To walk in areas of downtown San Francisco, Los Angeles, Fresno, or Sacramento is to venture into the pages of Boccaccio or Dickens, as thousands defecate, inject, eat, drink, and urinate on the sidewalks. Should the coronavirus ever incubate there among California's hundreds of thousands on the street, the result would make the current nationwide caseload look like the common cold. Indeed, an epidemic among the tents and grocery carts of the state's main cities would become hideous and terrifying — and right out of the accounts of Thucydides or Procopius.

These ebbs and flows of homeless villages often lap up near the commuting corridors of the hyper-wealthy pedestrians and commuters. The former appeared bothered and so play the role of mounted knights that rode on by beggars outside the walls of the keep.

Truth and Consequences

In California's upside-down morality, what is ethical is allowing thousands to live in fetid filth and to endanger their own health and that of an entire city, or waving in millions of foreign nationals without health audits, background checks, or legal permission. The Silicon Valley moralist at coffee seethes that Trump "put people in cages," while in private is relieved that there are not caravans of tens of thousands headed his way from Central America — in the age of the coronavirus.

What is now considered unethical would be either to provide planned suburban or rural homeless campuses with sanitation, clean food, and dormitory shelters, or to ask illegal immigrants in their home countries first to apply for U.S. residence through legal channels, to undergo legal, health, and job audits, and in the interval to learn English and the customs and laws of their desired new home.

Instead, opening the southern border to millions of destitute Central Americans and southern Mexican nationals is proof of one's morality among the wealthy of La Jolla, Santa Barbara, Pacific Heights, and Sausalito — again at least in the abstract. Few of them venture to a Merced, Sanger, Madera, or Firebaugh school to see the impact of tens of thousands of immigrant youths, without English, money, or skills suddenly overwhelming local school districts.

Fewer experience the effects on driving and law enforcement when millions of foreign immigrants navigate without prior experience of U.S. traffic laws, and without licenses, insurance, and registration.

No moralist seems to worry that tens of thousands of Americans, among them Mexican-American citizens in particular, depend on access to state and federal dialysis centers and hospital emergency rooms, many of which are now overwhelmed with non-citizen new patients.

To write the above is proof of one's callousness, to be its architect evidence of one's caring.

So those who craft sanctuary cities never venture into the Reedley emergency room, or know what a rural Tulare County sheriff encounters on a Saturday night, or what it is like to drive late on a Saturday night on a rural road in Central California, or would dare put their children in the Delano public schools, or to live outside of Mendota with the house pump sputtering sand. Those who insisted on continuing with a money-draining, high-speed rail boondoggle rarely try to drive east on Highway 152 outside Gilroy and thereby learn the consequences of allowing roads to become Road Warrior death zones.

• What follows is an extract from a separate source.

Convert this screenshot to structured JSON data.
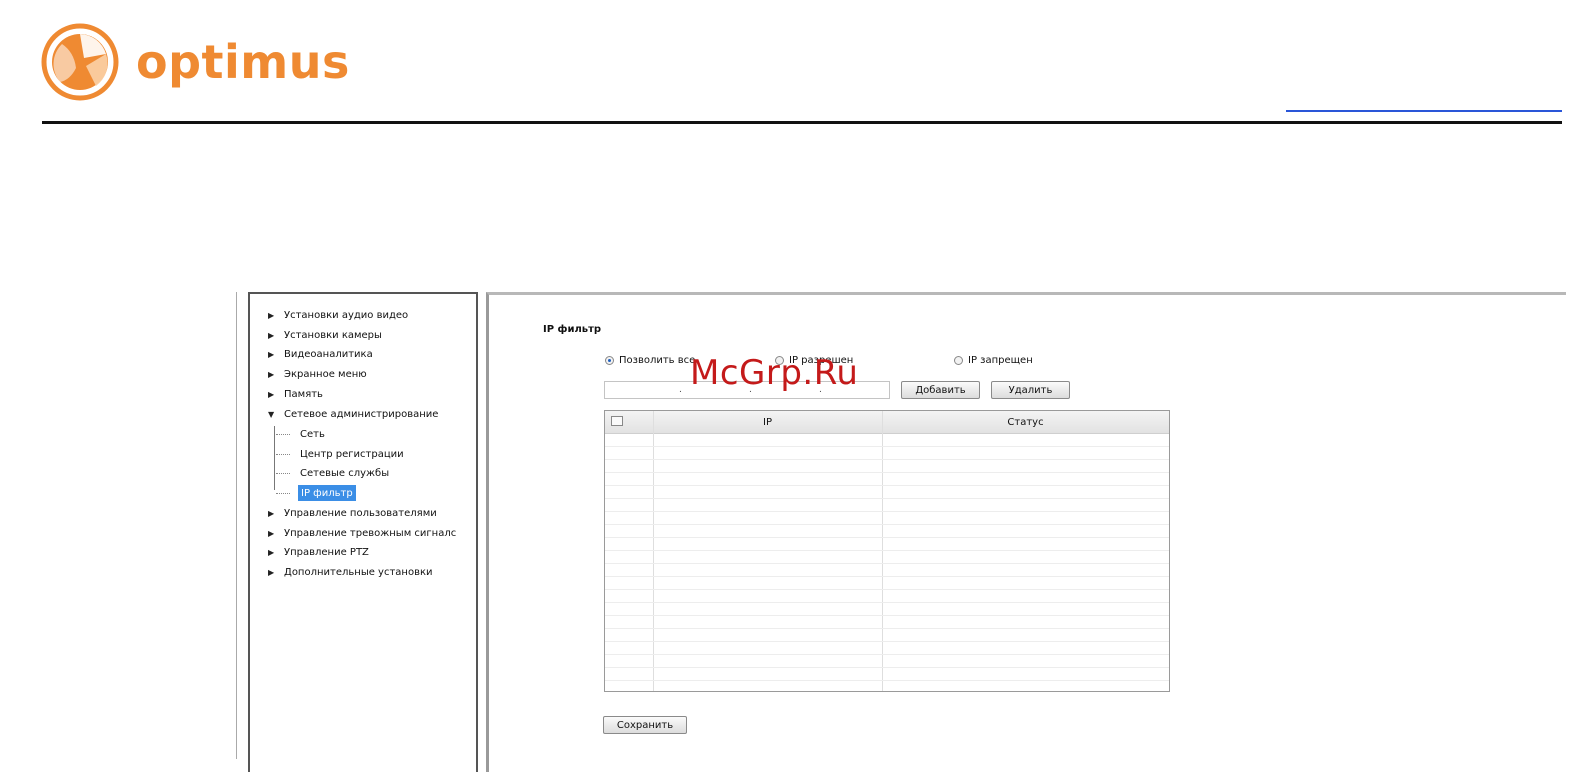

Those legislators and executives who dreamed up decriminalizing thefts under $950 never worried about how the lost inventory of a family-owned store destroys middle-class aspirations. They certainly are careful about where not to shop, especially not where hordes of teens swarm and walk out each with mysteriously less than $950 in loot.

California has become a cruel and unusual state because callousness and narcissism were redefined as caring and compassion.

recommend to friends

About the Author

Victor Davis Hanson
Victor Davis Hanson is an American military historian, columnist, former classics professor, and scholar of ancient warfare. He was a professor of classics at California State University, Fresno, and is currently the Martin and Illie Anderson Senior Fellow at Stanford University's Hoover Institution. He has been a visiting professor at Hillsdale College since 2004. Hanson was awarded the National Humanities Medal in 2007 by President George W. Bush.